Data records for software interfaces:
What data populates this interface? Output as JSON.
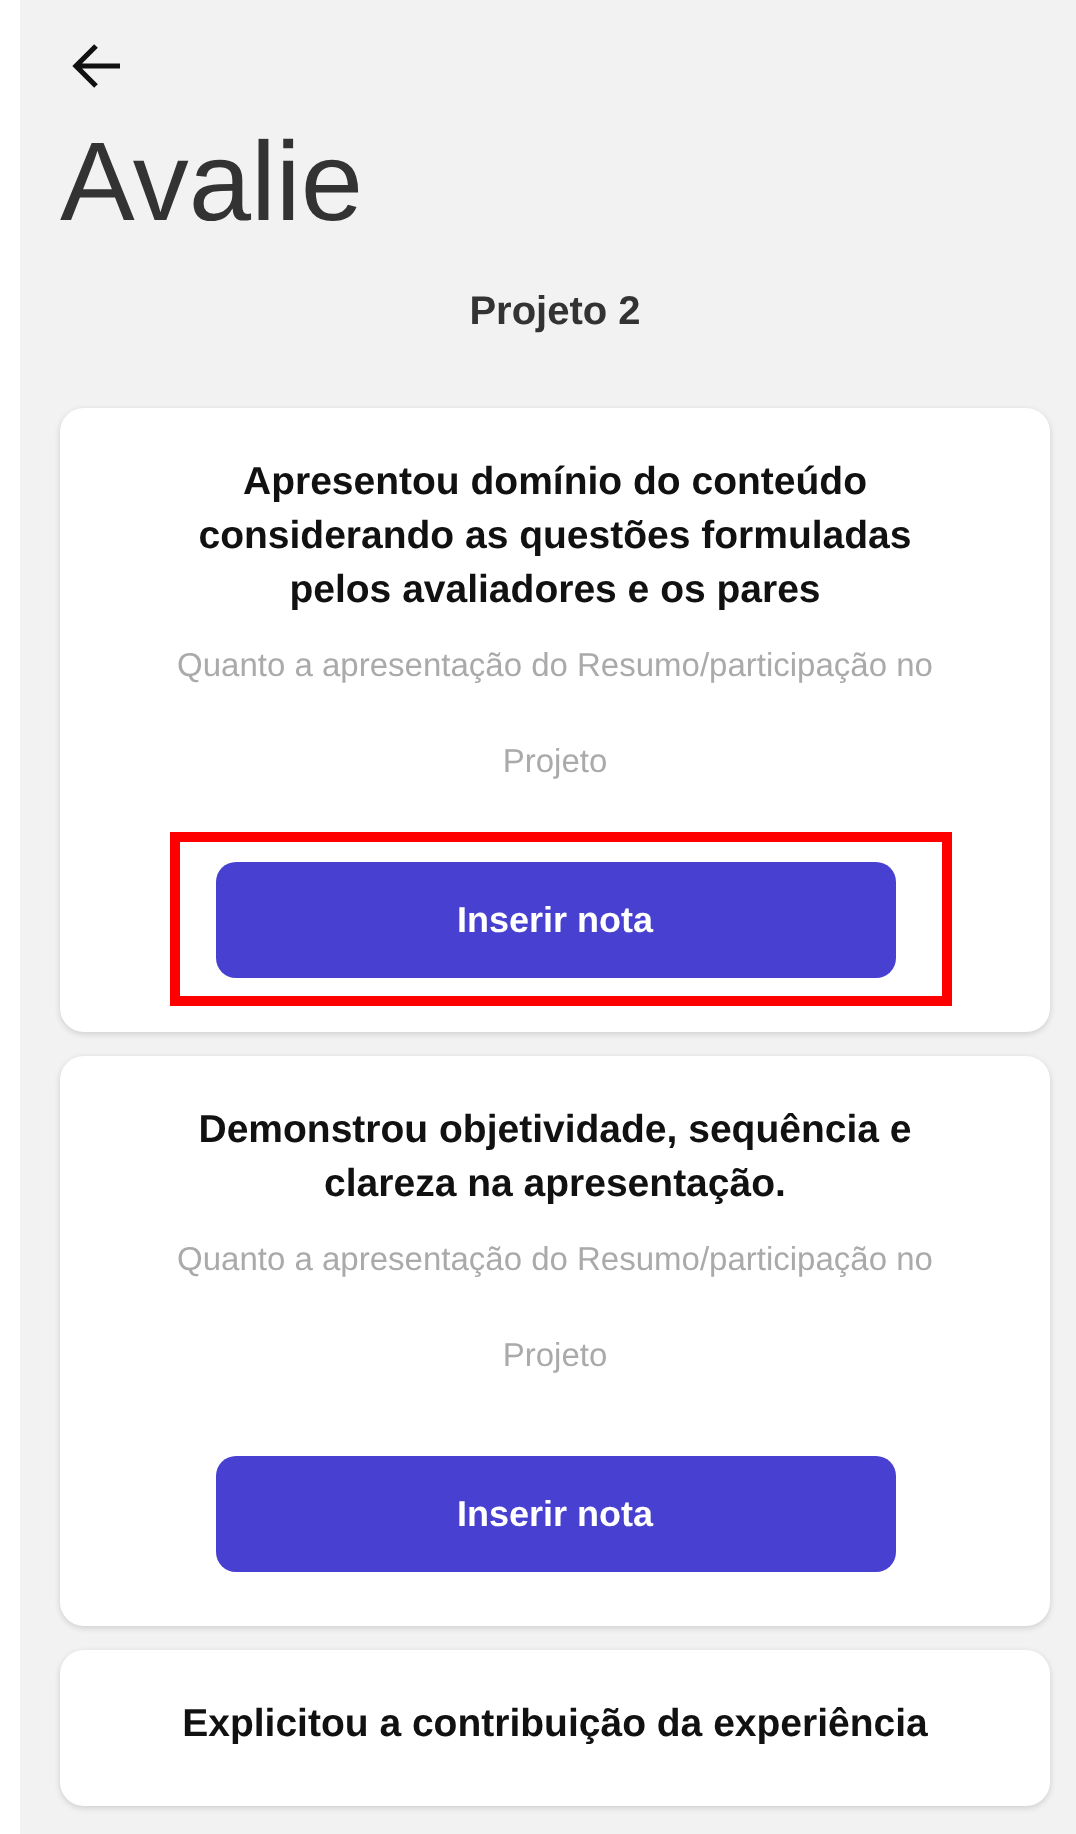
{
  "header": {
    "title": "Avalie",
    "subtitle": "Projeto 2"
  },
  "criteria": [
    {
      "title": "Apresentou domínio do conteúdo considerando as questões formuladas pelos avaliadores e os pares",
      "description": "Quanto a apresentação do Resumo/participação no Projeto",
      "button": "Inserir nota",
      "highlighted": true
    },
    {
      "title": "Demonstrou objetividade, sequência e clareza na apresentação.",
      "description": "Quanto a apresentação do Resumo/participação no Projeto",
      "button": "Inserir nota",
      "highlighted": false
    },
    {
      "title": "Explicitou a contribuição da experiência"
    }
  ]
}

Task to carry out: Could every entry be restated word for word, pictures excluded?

Written solution:
What data populates this interface? Output as JSON.
{
  "header": {
    "title": "Avalie",
    "subtitle": "Projeto 2"
  },
  "criteria": [
    {
      "title": "Apresentou domínio do conteúdo considerando as questões formuladas pelos avaliadores e os pares",
      "description": "Quanto a apresentação do Resumo/participação no Projeto",
      "button": "Inserir nota",
      "highlighted": true
    },
    {
      "title": "Demonstrou objetividade, sequência e clareza na apresentação.",
      "description": "Quanto a apresentação do Resumo/participação no Projeto",
      "button": "Inserir nota",
      "highlighted": false
    },
    {
      "title": "Explicitou a contribuição da experiência"
    }
  ]
}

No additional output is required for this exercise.